Cognate with Scots tade, taid, taed, ted (toad). Compare also Danish tudse (toad), possibly originally from the same prehistoric root; also Swedish tåssa, tossa (toad), Old English tāxe (toad), Old English tosca (toad) by contrast.

PronunciationEdit

NounEdit

toad (plural toads)

  1. An amphibian, a kind of frog (order Anura) with shorter hindlegs and a drier, wartier skin, many in family Bufonidae.
    • 1886, Peter Christen Asbjørnsen, H.L. Brækstad, transl., Folk and Fairy Tales, page 149:
      Shortly he heard the trolls coming. They had a fiddler with them, and some began dancing, while others fell to eating the Christmas fare on the table - some fried bacon, and some fried frogs and toads, and other nasty things which they had brought with them.
    • 1971, Jim Morrison, Ray Manzarek, Robby Krieger & John Densmore, "Riders on the Storm", The Doors, L.A. Woman.
      There's a killer on the road / His brain is squirmin' like a toad
  2. (derogatory) A contemptible or unpleasant person.
  3. (derogatory) An ugly person.

SynonymsEdit

(amphibian):

Derived termsEdit

TranslationsEdit

The translations below need to be checked and inserted above into the appropriate translation tables, removing any numbers. Numbers do not necessarily match those in definitions. See instructions at Wiktionary:Entry layout § Translations.

See alsoEdit

VerbEdit
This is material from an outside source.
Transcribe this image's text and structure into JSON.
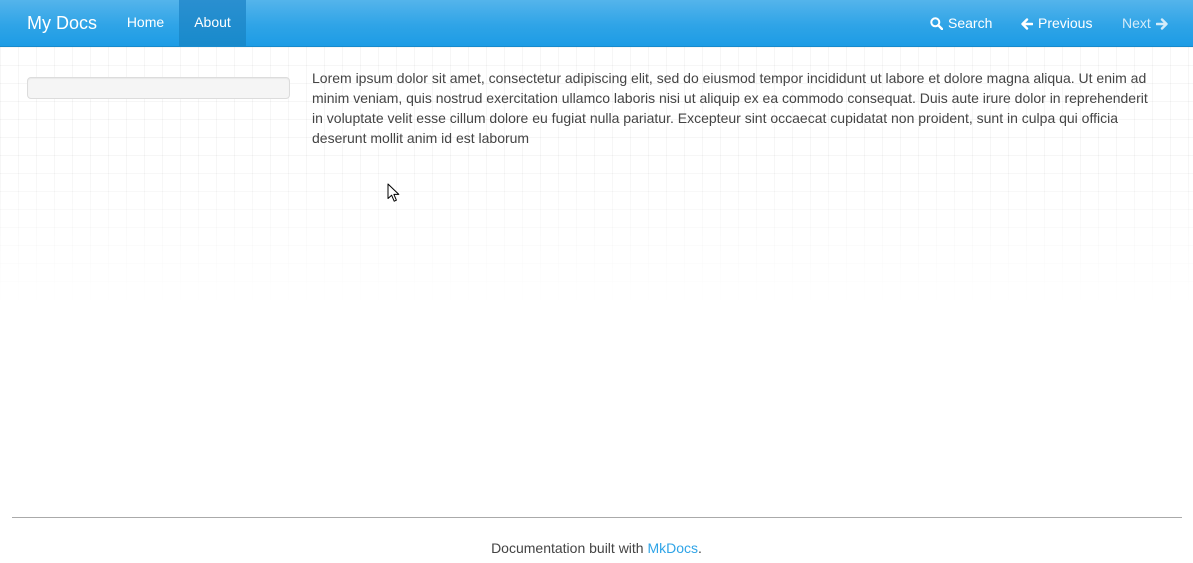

toad (third-person singular simple present toads, present participle toading, simple past and past participle toaded)

  1. (Internet, informal, transitive) To expel (a user) permanently from a MUD or similar system, so that their account is deleted.

AnagramsEdit


EstonianEdit

NounEdit

toad

  1. nominative plural of tuba